I had case where I had two large lists A and B, and I needed to find all items from list A that were not in list B.
The stupid way would be to take each item from A and run through B to see whether it's there. That would be O(n²).
So instead, I first sorted list B in O(n log n). Then I ran through list A in O(n), and for each item of A, I made a binary search in B with O(log n) per item so that this second step together was also O(n log n). That meant the whole approach was O(n log n) instead of O(n²).
Easy enough, but you have to know about time complexity and binary search, or else you will not come up with that.
bzq845439d@AleCx04 whenever you give a solid diagnosis of some phenomena, based on your observations, and also include caveats etc. there will be always people who see it as "all or nothing".
In this case, some ranters will argue untill their last breath that you don't need algorithms in every day work.
That's true... But the point of asking it is to check, if candidate has knowledge about how things work under the hood!
Otherwise, you end up in bunch of random people creating O(n square) algorithms, and than having no clue why something is slow in production.
Fast forward, codebase is mess after 6 months, each feature or bug fix is just hacks here and there.
So yes, I'll keep asking some theory questions of BASIC STUFF, but I'm happy if candidate explain in his own words. I don't ask for a tip-top book implementation.
@AleCx04 I was only trying to warn you to beware of generalisations, as it leads to errors due to assumptions, didn’t mean to diminish the importance or knowing the topic!
To rephrase in a simpler way: be like a scientist, doubt about every variable you are given, grade included, when you test a candidate!
(Plus test if they are just going to just repeat book cases or if they can apply it in a real world scenario)
@Fast-Nop not saying complexity is not important, just that some people go trough uni, “learn it”, are able to tell you back stuff during an interview, but de facto they never use that knowledge! Last job had 2 “special” colleagues: one pretended not to know about time complexity and forbid us to use variables in order to make if statements more readable cause it “costs us performances”, while throwing n^n code around, the other guy made 200 lines of code functions because his professor used to say that “hidden code is bad code”. And you guess it... both of them had done university.
Let’s not forget, asking candidates to solve an algorithm is a good way to test the most important skill anyone can have and is toughest to train: problem solving! It doesn’t need obscure academic graphs or mathematical tricks, arrays and hashmaps are good enough bc Im sure devs with lesser college experience would know what an array is. There are some hard problems that involve simple arrays and it makes it fair to everyone regardless of college background to ask algorithms that involve data structures used on the job
@bzq84 exactly, thank you. Now, I would be happy if the field was tinkered with in the same regard as something more akin to that of a trade. I have a lot of classes inside of my curriculum which I did not care for nor were interesting topics for me to pursue further. This is fine, for everything. I made the case for the value of academic notions inside of the field. YET they decided to ignore that, point at the things that moved their sensitivity towards a different area, disregard everything I said and comment on it.

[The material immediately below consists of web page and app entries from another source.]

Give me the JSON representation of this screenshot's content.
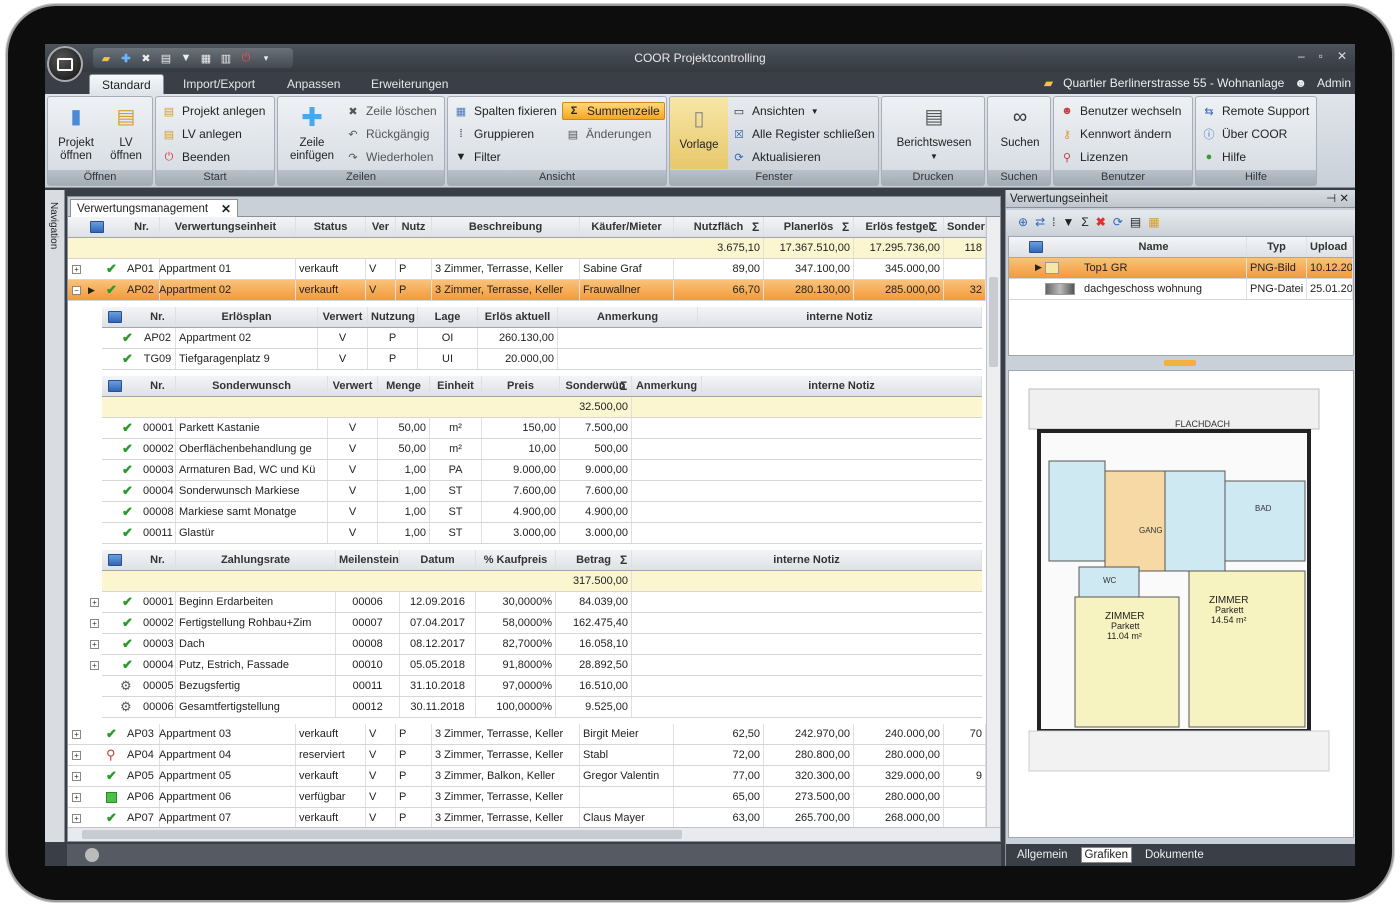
{
  "app": {
    "title": "COOR Projektcontrolling",
    "project": "Quartier Berlinerstrasse 55 - Wohnanlage",
    "user": "Admin"
  },
  "ribbon_tabs": [
    "Standard",
    "Import/Export",
    "Anpassen",
    "Erweiterungen"
  ],
  "groups": {
    "oeffnen": {
      "label": "Öffnen",
      "projekt_1": "Projekt",
      "projekt_2": "öffnen",
      "lv_1": "LV",
      "lv_2": "öffnen"
    },
    "start": {
      "label": "Start",
      "projekt_anlegen": "Projekt anlegen",
      "lv_anlegen": "LV anlegen",
      "beenden": "Beenden"
    },
    "zeilen": {
      "label": "Zeilen",
      "zeile_1": "Zeile",
      "zeile_2": "einfügen",
      "zeile_loeschen": "Zeile löschen",
      "rueckgaengig": "Rückgängig",
      "wiederholen": "Wiederholen"
    },
    "ansicht": {
      "label": "Ansicht",
      "spalten_fixieren": "Spalten fixieren",
      "summenzeile": "Summenzeile",
      "gruppieren": "Gruppieren",
      "aenderungen": "Änderungen",
      "filter": "Filter"
    },
    "fenster": {
      "label": "Fenster",
      "vorlage": "Vorlage",
      "ansichten": "Ansichten",
      "register": "Alle Register schließen",
      "aktualisieren": "Aktualisieren"
    },
    "drucken": {
      "label": "Drucken",
      "berichtswesen": "Berichtswesen"
    },
    "suchen": {
      "label": "Suchen",
      "suchen": "Suchen"
    },
    "benutzer": {
      "label": "Benutzer",
      "wechseln": "Benutzer wechseln",
      "kennwort": "Kennwort ändern",
      "lizenzen": "Lizenzen"
    },
    "hilfe": {
      "label": "Hilfe",
      "remote": "Remote Support",
      "ueber": "Über COOR",
      "hilfe": "Hilfe"
    }
  },
  "nav_label": "Navigation",
  "doc_tab": "Verwertungsmanagement",
  "main_table": {
    "headers": [
      "Nr.",
      "Verwertungseinheit",
      "Status",
      "Ver",
      "Nutz",
      "Beschreibung",
      "Käufer/Mieter",
      "Nutzfläch",
      "Planerlös",
      "Erlös festgel",
      "Sonderwi"
    ],
    "sums": [
      "3.675,10",
      "17.367.510,00",
      "17.295.736,00",
      "118"
    ],
    "rows": [
      [
        "AP01",
        "Appartment 01",
        "verkauft",
        "V",
        "P",
        "3 Zimmer, Terrasse, Keller",
        "Sabine Graf",
        "89,00",
        "347.100,00",
        "345.000,00",
        ""
      ],
      [
        "AP02",
        "Appartment 02",
        "verkauft",
        "V",
        "P",
        "3 Zimmer, Terrasse, Keller",
        "Frauwallner",
        "66,70",
        "280.130,00",
        "285.000,00",
        "32"
      ]
    ],
    "rows_bottom": [
      [
        "AP03",
        "Appartment 03",
        "verkauft",
        "V",
        "P",
        "3 Zimmer, Terrasse, Keller",
        "Birgit Meier",
        "62,50",
        "242.970,00",
        "240.000,00",
        "70"
      ],
      [
        "AP04",
        "Appartment 04",
        "reserviert",
        "V",
        "P",
        "3 Zimmer, Terrasse, Keller",
        "Stabl",
        "72,00",
        "280.800,00",
        "280.000,00",
        ""
      ],
      [
        "AP05",
        "Appartment 05",
        "verkauft",
        "V",
        "P",
        "3 Zimmer, Balkon, Keller",
        "Gregor Valentin",
        "77,00",
        "320.300,00",
        "329.000,00",
        "9"
      ],
      [
        "AP06",
        "Appartment 06",
        "verfügbar",
        "V",
        "P",
        "3 Zimmer, Terrasse, Keller",
        "",
        "65,00",
        "273.500,00",
        "280.000,00",
        ""
      ],
      [
        "AP07",
        "Appartment 07",
        "verkauft",
        "V",
        "P",
        "3 Zimmer, Terrasse, Keller",
        "Claus Mayer",
        "63,00",
        "265.700,00",
        "268.000,00",
        ""
      ]
    ]
  },
  "erloes_table": {
    "headers": [
      "Nr.",
      "Erlösplan",
      "Verwert",
      "Nutzung",
      "Lage",
      "Erlös aktuell",
      "Anmerkung",
      "interne Notiz"
    ],
    "rows": [
      [
        "AP02",
        "Appartment 02",
        "V",
        "P",
        "OI",
        "260.130,00"
      ],
      [
        "TG09",
        "Tiefgaragenplatz 9",
        "V",
        "P",
        "UI",
        "20.000,00"
      ]
    ]
  },
  "sonder_table": {
    "headers": [
      "Nr.",
      "Sonderwunsch",
      "Verwert",
      "Menge",
      "Einheit",
      "Preis",
      "Sonderwün",
      "Anmerkung",
      "interne Notiz"
    ],
    "sum": "32.500,00",
    "rows": [
      [
        "00001",
        "Parkett Kastanie",
        "V",
        "50,00",
        "m²",
        "150,00",
        "7.500,00"
      ],
      [
        "00002",
        "Oberflächenbehandlung ge",
        "V",
        "50,00",
        "m²",
        "10,00",
        "500,00"
      ],
      [
        "00003",
        "Armaturen Bad, WC und Kü",
        "V",
        "1,00",
        "PA",
        "9.000,00",
        "9.000,00"
      ],
      [
        "00004",
        "Sonderwunsch Markiese",
        "V",
        "1,00",
        "ST",
        "7.600,00",
        "7.600,00"
      ],
      [
        "00008",
        "Markiese samt Monatge",
        "V",
        "1,00",
        "ST",
        "4.900,00",
        "4.900,00"
      ],
      [
        "00011",
        "Glastür",
        "V",
        "1,00",
        "ST",
        "3.000,00",
        "3.000,00"
      ]
    ]
  },
  "zahlung_table": {
    "headers": [
      "Nr.",
      "Zahlungsrate",
      "Meilenstein",
      "Datum",
      "% Kaufpreis",
      "Betrag",
      "interne Notiz"
    ],
    "sum": "317.500,00",
    "rows": [
      [
        "00001",
        "Beginn Erdarbeiten",
        "00006",
        "12.09.2016",
        "30,0000%",
        "84.039,00"
      ],
      [
        "00002",
        "Fertigstellung Rohbau+Zim",
        "00007",
        "07.04.2017",
        "58,0000%",
        "162.475,40"
      ],
      [
        "00003",
        "Dach",
        "00008",
        "08.12.2017",
        "82,7000%",
        "16.058,10"
      ],
      [
        "00004",
        "Putz, Estrich, Fassade",
        "00010",
        "05.05.2018",
        "91,8000%",
        "28.892,50"
      ],
      [
        "00005",
        "Bezugsfertig",
        "00011",
        "31.10.2018",
        "97,0000%",
        "16.510,00"
      ],
      [
        "00006",
        "Gesamtfertigstellung",
        "00012",
        "30.11.2018",
        "100,0000%",
        "9.525,00"
      ]
    ]
  },
  "right_panel": {
    "title": "Verwertungseinheit",
    "headers": [
      "Name",
      "Typ",
      "Upload"
    ],
    "rows": [
      [
        "Top1 GR",
        "PNG-Bild",
        "10.12.20"
      ],
      [
        "dachgeschoss wohnung",
        "PNG-Datei",
        "25.01.20"
      ]
    ],
    "plan": {
      "flachdach": "FLACHDACH",
      "zimmer1": "ZIMMER",
      "parkett1": "Parkett",
      "area1": "11.04 m²",
      "zimmer2": "ZIMMER",
      "parkett2": "Parkett",
      "area2": "14.54 m²",
      "bad": "BAD",
      "gang": "GANG",
      "wc": "WC"
    },
    "bottom_tabs": [
      "Allgemein",
      "Grafiken",
      "Dokumente"
    ]
  },
  "colors": {
    "accent": "#f39a3a",
    "check": "#2a9a2a",
    "sum_row": "#fbf6cf"
  }
}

I guess I will have to fight for academic reasoning now, since READING comprehension is something that is shown during HS, but further increased during college.....annoying as all fuck, but here we are.
bzq845436d@AleCx04 it looks like brain reads something, a generic phenomena, which contradicts with its deepest beliefs, and RED ALERT got triggered. Then brain picks up just a single, out of context detail, push it to end of spectrum, and writes a contradiction comment based on that.
E.g. "fundamental understanding of some basic algorithms is important for senior engineer" -> "asking detailed algorithm implementations during interview is not relevant to the job"
indeed, this is why i hate devs